PROBLEM TO SOLVE
Each line of the listing below that includes "대한민국" must be copied.

EXERCISE INPUT
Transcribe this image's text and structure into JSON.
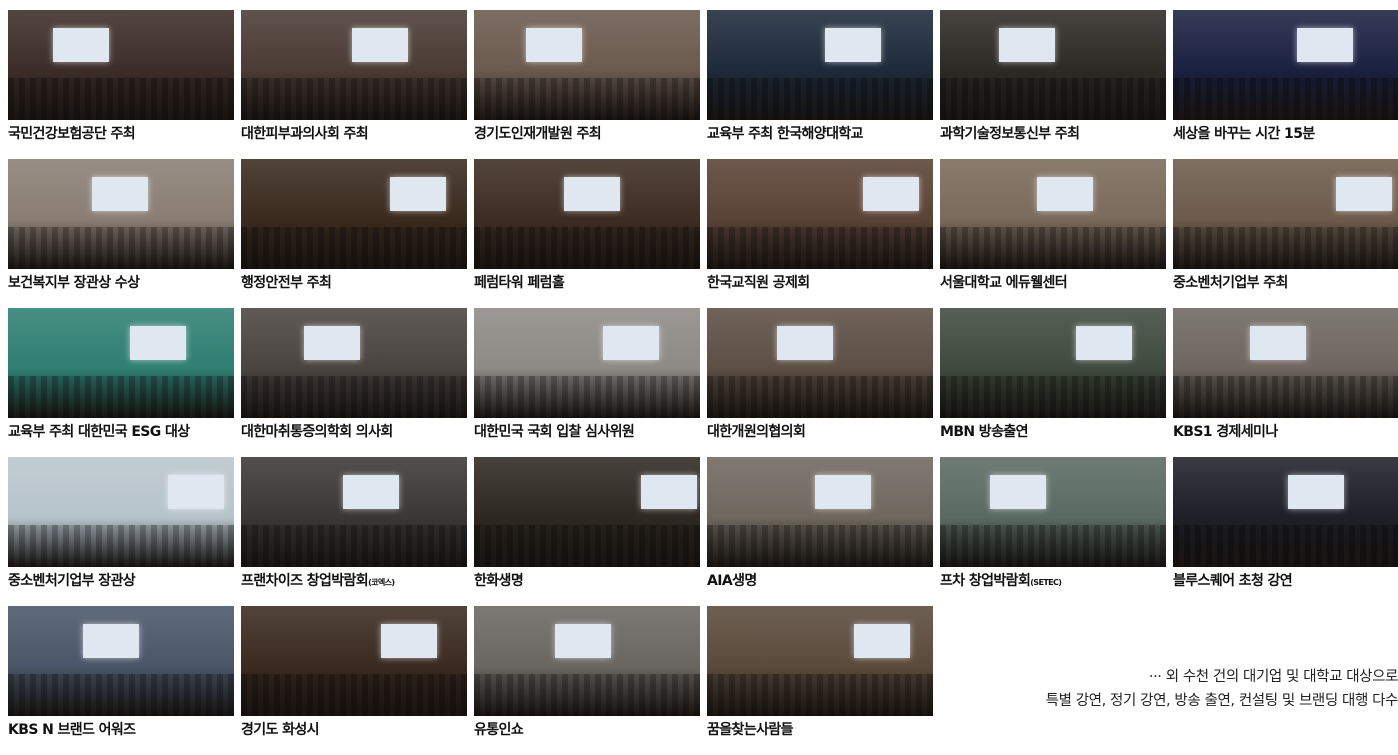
{
  "rows": [
    [
      {
        "caption": "국민건강보험공단 주최",
        "photo": "speaker-podium-photo",
        "tone": "#3c2d28"
      },
      {
        "caption": "대한피부과의사회 주최",
        "photo": "conference-hall-photo",
        "tone": "#4a3b34"
      },
      {
        "caption": "경기도인재개발원 주최",
        "photo": "conference-hall-photo",
        "tone": "#6b5a4e"
      },
      {
        "caption": "교육부 주최 한국해양대학교",
        "photo": "stage-screen-photo",
        "tone": "#1d2a3a"
      },
      {
        "caption": "과학기술정보통신부 주최",
        "photo": "stage-screen-photo",
        "tone": "#2d2a26"
      },
      {
        "caption": "세상을 바꾸는 시간 15분",
        "photo": "tv-stage-photo",
        "tone": "#1a2140"
      }
    ],
    [
      {
        "caption": "보건복지부 장관상 수상",
        "photo": "award-ceremony-photo",
        "tone": "#8a7e74"
      },
      {
        "caption": "행정안전부 주최",
        "photo": "auditorium-photo",
        "tone": "#3a2a1e"
      },
      {
        "caption": "페럼타워 페럼홀",
        "photo": "auditorium-photo",
        "tone": "#3d2c22"
      },
      {
        "caption": "한국교직원 공제회",
        "photo": "speaker-photo",
        "tone": "#5a4236"
      },
      {
        "caption": "서울대학교 에듀웰센터",
        "photo": "seminar-room-photo",
        "tone": "#7a6a5a"
      },
      {
        "caption": "중소벤처기업부  주최",
        "photo": "seminar-room-photo",
        "tone": "#6c5b4b"
      }
    ],
    [
      {
        "caption": "교육부 주최 대한민국 ESG 대상",
        "photo": "award-ceremony-photo",
        "tone": "#2f7f72"
      },
      {
        "caption": "대한마취통증의학회 의사회",
        "photo": "speaker-screen-photo",
        "tone": "#4a4440"
      },
      {
        "caption": "대한민국 국회 입찰 심사위원",
        "photo": "meeting-room-photo",
        "tone": "#8d8a86"
      },
      {
        "caption": "대한개원의협의회",
        "photo": "conference-hall-photo",
        "tone": "#5c4f44"
      },
      {
        "caption": "MBN 방송출연",
        "photo": "tv-studio-photo",
        "tone": "#3f4a3e"
      },
      {
        "caption": "KBS1 경제세미나",
        "photo": "tv-studio-photo",
        "tone": "#6d6760"
      }
    ],
    [
      {
        "caption": "중소벤처기업부 장관상",
        "photo": "award-ceremony-photo",
        "tone": "#b8c4cc"
      },
      {
        "caption": "프랜차이즈 창업박람회",
        "caption_small": "(코엑스)",
        "photo": "expo-hall-photo",
        "tone": "#3a3836"
      },
      {
        "caption": "한화생명",
        "photo": "banquet-hall-photo",
        "tone": "#2e2822"
      },
      {
        "caption": "AIA생명",
        "photo": "banquet-hall-photo",
        "tone": "#6e675e"
      },
      {
        "caption": "프차 창업박람회",
        "caption_small": "(SETEC)",
        "photo": "expo-hall-photo",
        "tone": "#5a6a62"
      },
      {
        "caption": "블루스퀘어 초청 강연",
        "photo": "theater-photo",
        "tone": "#1e1f28"
      }
    ],
    [
      {
        "caption": "KBS N 브랜드 어워즈",
        "photo": "award-ceremony-photo",
        "tone": "#4a5668"
      },
      {
        "caption": "경기도 화성시",
        "photo": "theater-photo",
        "tone": "#3a2a20"
      },
      {
        "caption": "유통인쇼",
        "photo": "expo-hall-photo",
        "tone": "#6a6662"
      },
      {
        "caption": "꿈을찾는사람들",
        "photo": "seminar-room-photo",
        "tone": "#5a4a3c"
      }
    ]
  ],
  "note": {
    "line1": "··· 외 수천 건의 대기업 및 대학교 대상으로",
    "line2": "특별 강연, 정기 강연, 방송 출연, 컨설팅 및 브랜딩 대행 다수"
  }
}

RESULT OF THE TASK
        "caption": "교육부 주최 대한민국 ESG 대상",
        "caption": "대한민국 국회 입찰 심사위원",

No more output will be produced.